He Will Never Break the Chain

Skipp Robertson keeps his family’s business operating for a fifth generation

“Credit cards,” Skipp Robertson answered immediately when asked whether he’s done anything differently since taking over his family’s orchard. 

He officially bought Robertson Orchards from his father, Kris, in January 2020, making Skipp the fifth generation to own the land. Although accepting credit-card payments may not seem like a big deal, in a family business that gets passed from one generation to the next, it showcases the ways in which such businesses evolve, even as they honor their roots. 
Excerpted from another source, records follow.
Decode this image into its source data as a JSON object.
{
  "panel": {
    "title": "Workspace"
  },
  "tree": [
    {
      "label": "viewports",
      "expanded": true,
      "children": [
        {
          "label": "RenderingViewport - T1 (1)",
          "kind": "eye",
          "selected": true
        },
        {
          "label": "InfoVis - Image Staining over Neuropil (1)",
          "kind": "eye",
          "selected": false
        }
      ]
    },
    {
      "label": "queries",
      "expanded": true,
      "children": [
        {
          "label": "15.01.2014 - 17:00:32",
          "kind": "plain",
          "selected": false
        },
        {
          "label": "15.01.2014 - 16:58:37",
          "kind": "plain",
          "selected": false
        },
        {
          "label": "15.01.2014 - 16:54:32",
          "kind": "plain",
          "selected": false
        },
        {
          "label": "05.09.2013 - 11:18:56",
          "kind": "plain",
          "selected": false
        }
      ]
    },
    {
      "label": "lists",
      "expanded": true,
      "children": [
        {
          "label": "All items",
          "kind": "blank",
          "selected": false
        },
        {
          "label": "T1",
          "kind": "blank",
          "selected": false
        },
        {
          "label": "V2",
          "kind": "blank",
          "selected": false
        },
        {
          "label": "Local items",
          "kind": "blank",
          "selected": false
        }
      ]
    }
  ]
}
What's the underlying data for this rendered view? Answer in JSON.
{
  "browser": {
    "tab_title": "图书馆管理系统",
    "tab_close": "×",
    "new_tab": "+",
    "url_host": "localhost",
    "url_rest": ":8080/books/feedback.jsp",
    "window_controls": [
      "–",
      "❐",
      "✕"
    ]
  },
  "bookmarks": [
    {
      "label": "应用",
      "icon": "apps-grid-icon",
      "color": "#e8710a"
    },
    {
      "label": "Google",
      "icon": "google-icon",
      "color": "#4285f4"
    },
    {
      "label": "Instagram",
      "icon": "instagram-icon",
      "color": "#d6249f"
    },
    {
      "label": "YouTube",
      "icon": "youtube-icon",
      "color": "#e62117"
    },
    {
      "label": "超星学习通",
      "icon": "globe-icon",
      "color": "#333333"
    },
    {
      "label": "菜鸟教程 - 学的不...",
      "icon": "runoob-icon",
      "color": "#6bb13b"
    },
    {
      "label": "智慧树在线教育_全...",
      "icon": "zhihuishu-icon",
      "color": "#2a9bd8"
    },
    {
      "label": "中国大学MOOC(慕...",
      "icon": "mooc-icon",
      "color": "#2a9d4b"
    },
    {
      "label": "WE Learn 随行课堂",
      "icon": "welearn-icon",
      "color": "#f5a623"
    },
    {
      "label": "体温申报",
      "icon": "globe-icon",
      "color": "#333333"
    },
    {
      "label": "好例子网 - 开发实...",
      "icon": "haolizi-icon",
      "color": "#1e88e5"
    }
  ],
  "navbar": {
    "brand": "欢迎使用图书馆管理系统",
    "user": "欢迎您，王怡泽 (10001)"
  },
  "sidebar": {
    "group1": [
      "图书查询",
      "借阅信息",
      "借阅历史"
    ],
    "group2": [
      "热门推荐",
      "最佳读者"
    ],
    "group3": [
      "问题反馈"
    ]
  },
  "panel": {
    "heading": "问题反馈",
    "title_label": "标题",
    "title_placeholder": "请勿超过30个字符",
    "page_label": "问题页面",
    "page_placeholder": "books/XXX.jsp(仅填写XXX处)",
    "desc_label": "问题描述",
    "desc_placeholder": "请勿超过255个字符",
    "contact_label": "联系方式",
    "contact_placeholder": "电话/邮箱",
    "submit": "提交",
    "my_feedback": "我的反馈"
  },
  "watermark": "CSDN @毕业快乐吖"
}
Robertson Orchards, 2575 S. Shiloh Road in Sturgeon Bay, dates to the late 19th century. Skipp’s great, great-grandfather, Mikkel Rasmussen, emigrated from Norway in 1872. He was a carpenter who originally worked in Chicago, helping to rebuild the city after the 1871 fire. Rasmussen later moved to Door County when he was hired to help build what is now the Sturgeon Bay Ship Canal. Around that time, he changed his name to Mike Robertson. 

According to family-history documents that Kris shared, Mike liked the area enough that he bought 60 acres just west of the canal and built a home there, on Shiloh Road, in 1879. When a fire in 1891 destroyed that home, Mike bought another piece of property just north and across the road from the first homestead and fixed up an existing sheep barn to live in. That became the new Robertson homestead. 

Now, five generations later, that same house is Skipp’s house. And just as the family home has changed through remodeling and expansion over the generations, so, too, has the farm around it. 

The Robertsons started as dairy farmers, and the farm was called Stoney Acres. Kris said that his grandfather Roy planted the first cherry trees on the land in 1921. He continued planting cherry and apple trees, and, in 1947, the family sold its cattle. Today, the orchard produces many varieties of sweet cherries, as well as traditional Montmorency cherries, raspberries, currants, pears and apples. 

Kris noted that about 75% of the trees in the orchard now are trees he planted when he ran Robertson Orchards. He said he made his own changes after he purchased the farm from his father in 1994.

“When I took it over,” Kris said, “I started doing the Green Bay farm market, and I started delivering to stores.”

Today that part of his legacy remains. Skipp still sells fruit at the Green Bay farmers market and wholesales to several stores in Green Bay. But he’s also focusing on the pick-your-own market more than his father did. It even provided an unexpected boon during his first season as the orchard’s owner, when COVID-19 drew many people to socially distanced, outdoor activities. Skipp talked about hosting people at the orchard for an experience rather than merely a sales transaction. 

Robertson Orchards

“People can come out here, enjoy a walk and just have an experience of a quiet, rural area,” Skipp said.

His earliest memories of the orchard are of picking deer apples and rocks. Although he spent several years away from Door County in the Army, he said he never really thought of doing anything other than running the orchard, and he feels a strong sense of responsibility to maintain Robertson Orchards as a family farm. 

“If I didn’t do it, nobody else would,” he said. “I would be the person that broke the chain. The last thing I want is to see everything that’s been done over the last five generations be undone.”

Kris is officially retired, but he does a lot of the orchard maintenance and mowing. He said Skipp has learned what it takes to run the orchard on his own, and though they talk every few days, Kris doesn’t really give advice. Instead, he leaves his son to explore his own ideas and put the next generation’s mark on the farm. 

“Robertson Orchards, I feel, is just an extension of me as a person,” Skipp said. “I just really like what I do.”